Category Archives: Poems


Walter Cybulski was the first Henry Hoynes Poetry Fellow at the University of Virginia. He published poems in America, Propago, Eyecatcher, and Rivanna. The poem “Museum With Chinese Landscapes” first appeared in America and was published in the Anthology of Magazine Verse & Yearbook of American Poetry (Beverly Hills, CA: Monitor Books, 1981).

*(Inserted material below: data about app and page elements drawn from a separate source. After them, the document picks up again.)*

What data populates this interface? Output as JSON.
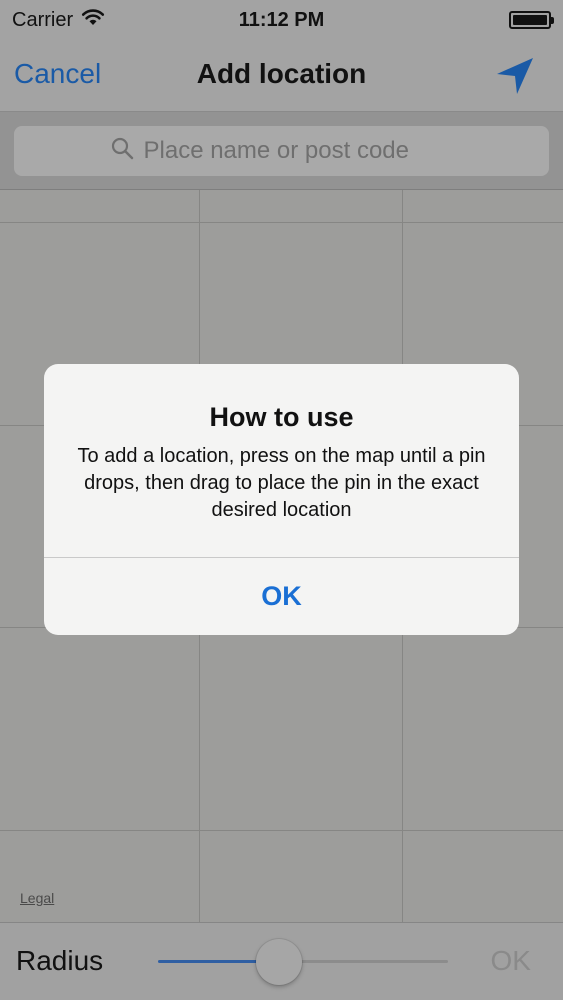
{
  "status_bar": {
    "carrier": "Carrier",
    "time": "11:12 PM",
    "wifi_icon": "wifi-icon",
    "battery_icon": "battery-icon"
  },
  "nav": {
    "cancel_label": "Cancel",
    "title": "Add location",
    "location_icon": "location-arrow-icon",
    "accent_color": "#1a5aa6"
  },
  "search": {
    "icon": "search-icon",
    "placeholder": "Place name or post code",
    "value": ""
  },
  "map": {
    "legal_label": "Legal"
  },
  "alert": {
    "title": "How to use",
    "message": "To add a location, press on the map until a pin drops, then drag to place the pin in the exact desired location",
    "ok_label": "OK"
  },
  "bottom_bar": {
    "radius_label": "Radius",
    "slider_value_fraction": 0.41,
    "ok_label": "OK"
  }
}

Says Michael Joyce, author of “Paris Views”: Walter Cybulski is a poet of sinuous seriosity and comic ferocity, giving voice to unsentimental yet deeply-felt emotions by turns, turnings which evoke and provoke tumblings of recollection and recognition of the sort that Rilke saw in Picasso’s acrobats whose traverse he said was “even a shade more fleeting than the rest of us, whose fleetingness was lamented.” Nothing to Say fixes the fleetingness of our lives in the subtle colorations of dreams.

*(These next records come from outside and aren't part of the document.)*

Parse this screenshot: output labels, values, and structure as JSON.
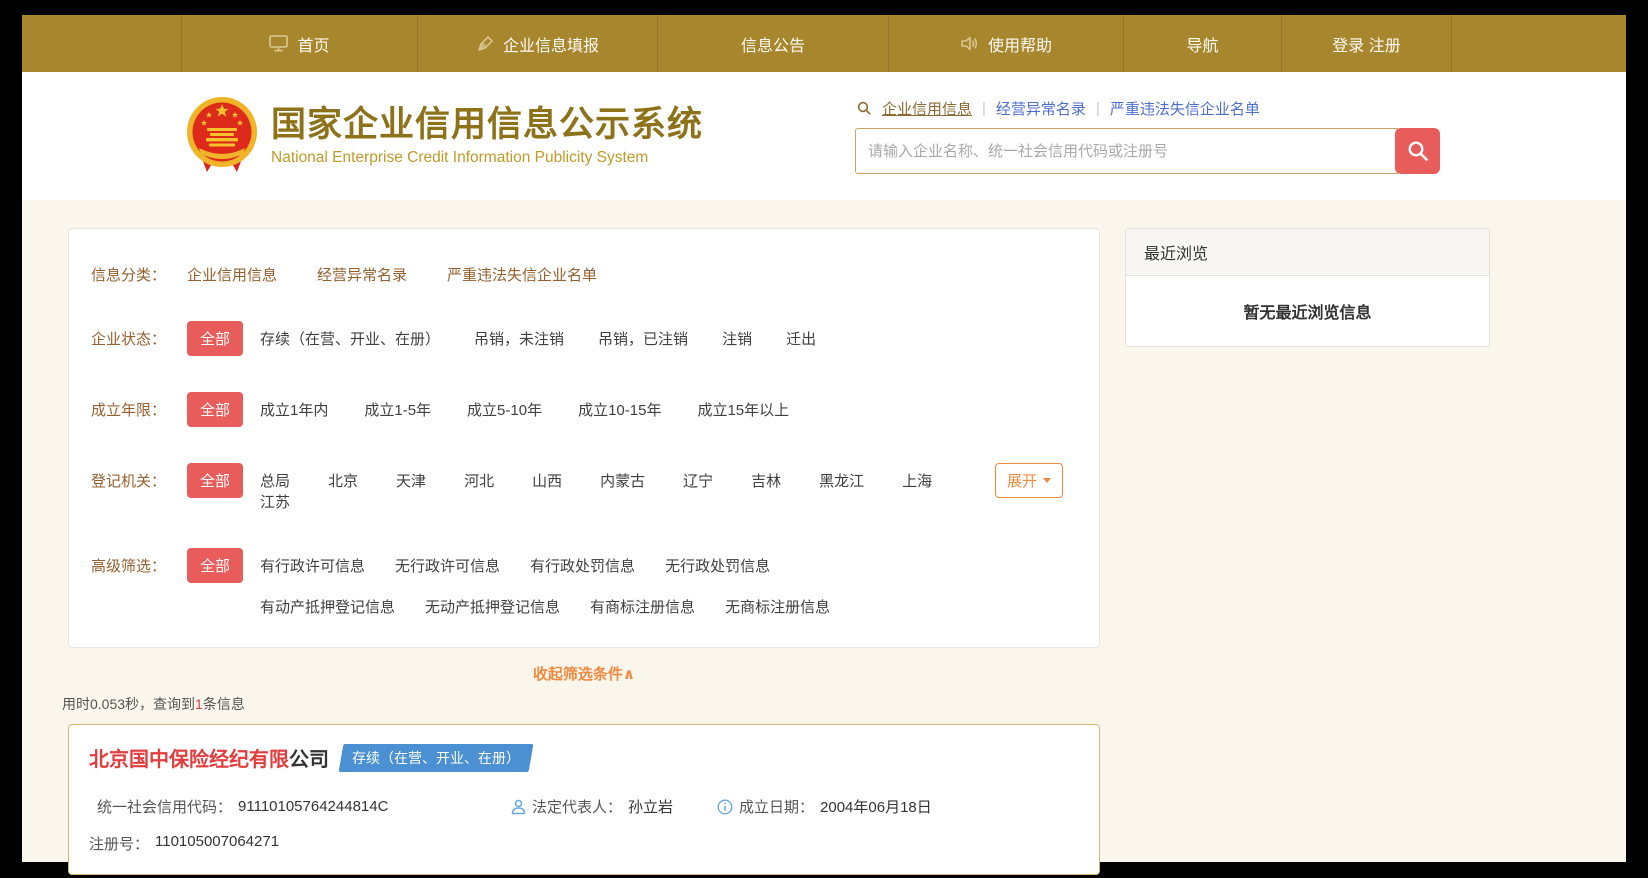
{
  "nav": {
    "items": [
      {
        "label": "首页"
      },
      {
        "label": "企业信息填报"
      },
      {
        "label": "信息公告"
      },
      {
        "label": "使用帮助"
      },
      {
        "label": "导航"
      },
      {
        "label": "登录 注册"
      }
    ]
  },
  "header": {
    "title": "国家企业信用信息公示系统",
    "subtitle": "National Enterprise Credit Information Publicity System",
    "search_links": [
      {
        "label": "企业信用信息",
        "active": true
      },
      {
        "label": "经营异常名录"
      },
      {
        "label": "严重违法失信企业名单"
      }
    ],
    "search_placeholder": "请输入企业名称、统一社会信用代码或注册号"
  },
  "filters": {
    "all_label": "全部",
    "rows": [
      {
        "label": "信息分类：",
        "options": [
          "企业信用信息",
          "经营异常名录",
          "严重违法失信企业名单"
        ]
      },
      {
        "label": "企业状态：",
        "options": [
          "存续（在营、开业、在册）",
          "吊销，未注销",
          "吊销，已注销",
          "注销",
          "迁出"
        ]
      },
      {
        "label": "成立年限：",
        "options": [
          "成立1年内",
          "成立1-5年",
          "成立5-10年",
          "成立10-15年",
          "成立15年以上"
        ]
      },
      {
        "label": "登记机关：",
        "options": [
          "总局",
          "北京",
          "天津",
          "河北",
          "山西",
          "内蒙古",
          "辽宁",
          "吉林",
          "黑龙江",
          "上海",
          "江苏"
        ]
      },
      {
        "label": "高级筛选：",
        "options": [
          "有行政许可信息",
          "无行政许可信息",
          "有行政处罚信息",
          "无行政处罚信息"
        ],
        "options2": [
          "有动产抵押登记信息",
          "无动产抵押登记信息",
          "有商标注册信息",
          "无商标注册信息"
        ]
      }
    ],
    "expand_label": "展开",
    "collapse_label": "收起筛选条件∧"
  },
  "results": {
    "summary_prefix": "用时0.053秒，查询到",
    "summary_count": "1",
    "summary_suffix": "条信息",
    "card": {
      "name_highlight": "北京国中保险经纪有限",
      "name_rest": "公司",
      "status_badge": "存续（在营、开业、在册）",
      "credit_code_label": "统一社会信用代码：",
      "credit_code": "91110105764244814C",
      "legal_rep_label": "法定代表人：",
      "legal_rep": "孙立岩",
      "establish_label": "成立日期：",
      "establish_date": "2004年06月18日",
      "reg_no_label": "注册号：",
      "reg_no": "110105007064271"
    }
  },
  "sidebar": {
    "title": "最近浏览",
    "empty_text": "暂无最近浏览信息"
  },
  "colors": {
    "nav_gold": "#a8862d",
    "page_cream": "#faf6ec",
    "accent_red": "#e85c5c",
    "accent_orange": "#f08a3c",
    "link_blue": "#4d6fd0",
    "badge_blue": "#4a90d2",
    "highlight_red": "#e23c3c",
    "title_gold": "#8e7219"
  }
}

Says Myra  Sklarew, author of “Harmless, If You Want To Live Forever,” : … Cybulski draws the reader back to Robert Hayden’s American Journal, to the curious, restless American landscape and psyche, the “twister of change that leaves nothing untouched.” His riffs on rapid mutation, “enjambments marked down,” “sonnet repair kit,” and all that is out of calibration, or his jazz litany on all that he regrets in “Sorry,” teach us what it is to be human with all our foibles. The expanse is wide. In “History Lesson,” empires appear and vanish in a single classroom. He is vastly knowledgeable, a wizard whose humor and originality invite us in. And with the delicacy of a butterfly like “a scrap of yellow paper torn from the fabric of time. “ Come join us!